exile where he subsequently died) was tried in absentia and found
guilty, along with two of his military advisers. Two months later, the
Republican Guard attempted a coup. This was foiled by the army, but
500–1,000 people were killed in the fighting; the Republican Guard was
Political protest against the one-party system was widespread up to
1992, through a campaign of civil disobedience known as villes mortes or
‘ghost towns’, when towns were virtually closed down to prompt reform.
Multiple political parties became legal in 1990 and legislative
elections were held in March 1992. They were contested by 48 political
parties but boycotted by the Social Democratic Front (SDF). The ruling
CPDM took 88 seats, the opposing parties a total of 92 seats. The CPDM
formed a coalition with the Movement for the Defence of the Republic,
which had six seats, thus securing a majority of eight.
At presidential elections in October 1992 Paul Biya was re-elected with
40 per cent of the votes (in 1988 he had stood unopposed, winning 98 per
cent of the vote). Of the eight candidates, his nearest rival was John
Fru Ndi of the SDF, who gained 36 per cent.
In 1995, with the approval of all other member countries, Cameroon
joined the Commonwealth.
Before the May 1997 general election there was an outbreak of violence
in the North-West Region, which was attributed to the Anglophone
separatist movement.
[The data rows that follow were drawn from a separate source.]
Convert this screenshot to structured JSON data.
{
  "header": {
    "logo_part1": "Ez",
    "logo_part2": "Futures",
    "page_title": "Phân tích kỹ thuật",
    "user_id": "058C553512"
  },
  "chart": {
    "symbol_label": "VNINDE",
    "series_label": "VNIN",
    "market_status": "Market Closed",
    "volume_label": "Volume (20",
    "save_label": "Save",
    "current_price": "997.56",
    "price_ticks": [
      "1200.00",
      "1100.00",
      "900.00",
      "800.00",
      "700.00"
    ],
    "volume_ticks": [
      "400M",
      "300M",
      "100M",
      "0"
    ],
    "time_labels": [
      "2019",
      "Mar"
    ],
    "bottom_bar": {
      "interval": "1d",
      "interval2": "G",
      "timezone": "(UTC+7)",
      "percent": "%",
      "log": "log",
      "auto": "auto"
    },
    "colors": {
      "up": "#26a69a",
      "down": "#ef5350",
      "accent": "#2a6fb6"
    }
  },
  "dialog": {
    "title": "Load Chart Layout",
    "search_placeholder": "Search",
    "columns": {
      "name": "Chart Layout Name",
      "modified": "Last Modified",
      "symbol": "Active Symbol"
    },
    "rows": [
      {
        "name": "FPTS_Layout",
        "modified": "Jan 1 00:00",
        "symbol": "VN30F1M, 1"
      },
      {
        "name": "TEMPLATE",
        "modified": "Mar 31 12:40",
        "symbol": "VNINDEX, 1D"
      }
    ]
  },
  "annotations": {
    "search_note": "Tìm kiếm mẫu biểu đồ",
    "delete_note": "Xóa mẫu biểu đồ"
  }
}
A curfew was enforced and public meetings banned.
In the election, with Commonwealth observers present, CPDM took 109 of
the 180 Assembly seats, the SDF 43, the National Union for Democracy and
Progress 13, and the Union for Democracy and Change five.
In the run-up to the presidential election, the leading opposition
parties, the SDF, the National Union for Democracy, and Progress and the
Union for Democracy and Change, were urging reform of the presidential
electoral system, and introduction of a two-tier process. The three
parties boycotted the election and advised their supporters not to vote.
The Commonwealth therefore declined to send an observer mission. In
October 1997 President Paul Biya was re-elected for a seven-year term,
defeating the six other candidates in a landslide victory, receiving
more than 92 per cent of the votes cast.
Relations with Nigeria
The International Court of Justice ruled in 2002 that the long disputed
and fought-over border areas of Nigeria should be ceded to Cameroon.
These areas include the Bakassi peninsula in the south which is believed
to contain very large offshore reserves of oil and gas. In a UN-brokered
agreement in June 2006, the two countries agreed on a phased transfer of
the peninsula. Nigerian troops withdrew in August 2006 and Nigeria
formally ceded the border areas to Cameroon in August 2008.
This comment system requires
you to be logged in through either a Disqus account or an
account you already have with Google, Twitter, Facebook or
Yahoo. In the event you don't have an account with any of these
companies then you can create an account with Disqus. All
comments are moderated so they won't display until the moderator
has approved your comment.